Technical competence – This isn’t a fair statement for some heavy fighters, but as a general rule lighter fighters are much more technically proficient than heavy ones. Heavy fighters will often rely more on weight, strength and momentum, while lighter guys will use technique to get their edge. The lighter a fighter is, then, the more effort you have to put into understanding how technically proficient they are, how effective their opponent is, which fighter will have an edge, and what that means for the outcome of the fight. You also need to be more concerned with lighter fighters if a fighter has a clear technical edge because heavier fighters are more often able to overcome that edge if they have advantages in size, strength, and length.
Style – Style is always an issue in a fight. Grapplers, wrestlers, and strikers all have different strengths and weaknesses, and different opponents that they are more or less likely to shine against. You have to consider the styles of the fighters and the way those styles interact regardless of who is fighting or what they weigh. There are some differences in how you look at how the styles interact – smaller fighters are likely more mobile and more able to avoid opposing strikers, for example – but it is generally a mistake to overlook or understate teh importance of style regardless of the weight.

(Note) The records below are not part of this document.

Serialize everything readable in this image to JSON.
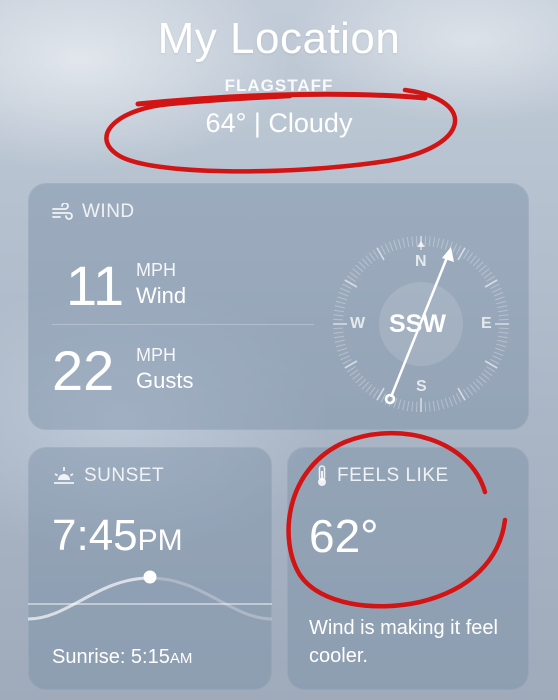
{
  "header": {
    "title": "My Location",
    "city": "FLAGSTAFF",
    "summary": "64° | Cloudy"
  },
  "wind": {
    "label": "WIND",
    "wind_value": "11",
    "wind_unit": "MPH",
    "wind_text": "Wind",
    "gust_value": "22",
    "gust_unit": "MPH",
    "gust_text": "Gusts",
    "direction": "SSW",
    "cardinals": {
      "n": "N",
      "e": "E",
      "s": "S",
      "w": "W"
    }
  },
  "sunset": {
    "label": "SUNSET",
    "time": "7:45",
    "time_ampm": "PM",
    "sunrise_label": "Sunrise: 5:15",
    "sunrise_ampm": "AM"
  },
  "feels_like": {
    "label": "FEELS LIKE",
    "value": "62°",
    "description": "Wind is making it feel cooler."
  },
  "colors": {
    "annotation": "#d21414",
    "card": "#788ca5"
  }
}
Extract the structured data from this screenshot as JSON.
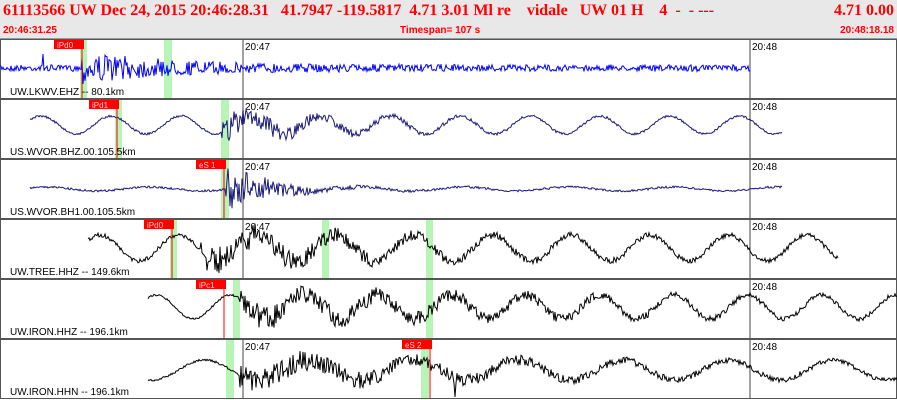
{
  "header": {
    "title": "61113566 UW Dec 24, 2015 20:46:28.31   41.7947 -119.5817  4.71 3.01 Ml re    vidale   UW 01 H    4  -  - ---",
    "title_right": "4.71 0.00",
    "start_time": "20:46:31.25",
    "timespan": "Timespan= 107 s",
    "end_time": "20:48:18.18"
  },
  "colors": {
    "title_text": "#ff0000",
    "bar_bg": "#e8e8e8",
    "pick_box": "#ff0000",
    "pick_highlight": "#b6f5b6",
    "trace_blue": "#0000ff",
    "trace_navy": "#1a1a7a",
    "trace_black": "#000000"
  },
  "panels": [
    {
      "label": "UW.LKWV.EHZ -- 80.1km",
      "minute_labels": [
        "20:47",
        "20:48"
      ],
      "pick": "iPd0",
      "trace_color": "#0000ff"
    },
    {
      "label": "US.WVOR.BHZ.00.105.5km",
      "minute_labels": [
        "20:47",
        "20:48"
      ],
      "pick": "iPd1",
      "trace_color": "#1a1a7a"
    },
    {
      "label": "US.WVOR.BH1.00.105.5km",
      "minute_labels": [
        "20:47",
        "20:48"
      ],
      "pick": "eS 1",
      "trace_color": "#1a1a7a"
    },
    {
      "label": "UW.TREE.HHZ -- 149.6km",
      "minute_labels": [
        "20:47",
        "20:48"
      ],
      "pick": "iPd0",
      "trace_color": "#000000"
    },
    {
      "label": "UW.IRON.HHZ -- 196.1km",
      "minute_labels": [
        "20:48"
      ],
      "pick": "iPc1",
      "trace_color": "#000000"
    },
    {
      "label": "UW.IRON.HHN -- 196.1km",
      "minute_labels": [
        "20:47",
        "20:48"
      ],
      "pick": "eS 2",
      "trace_color": "#000000"
    }
  ]
}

Public interest – The public is very predictable with their biases in sports betting, and MMA is no exception. Like in boxing heavyweights are the glamor fighters in the UFC. They may not be the most technically exciting fighters, and they often don’t produce the most exciting fights, but a high profile heavyweight fight will draw more viewers and more betting action than any other weight class. There is no point debating that or arguing about it because that’s just how it is. With heavy fighters, then, you need to be more concerned with where the public interest lies and what that means with the line movement and where the oddsmakers set the lines in the first place than with light fighters.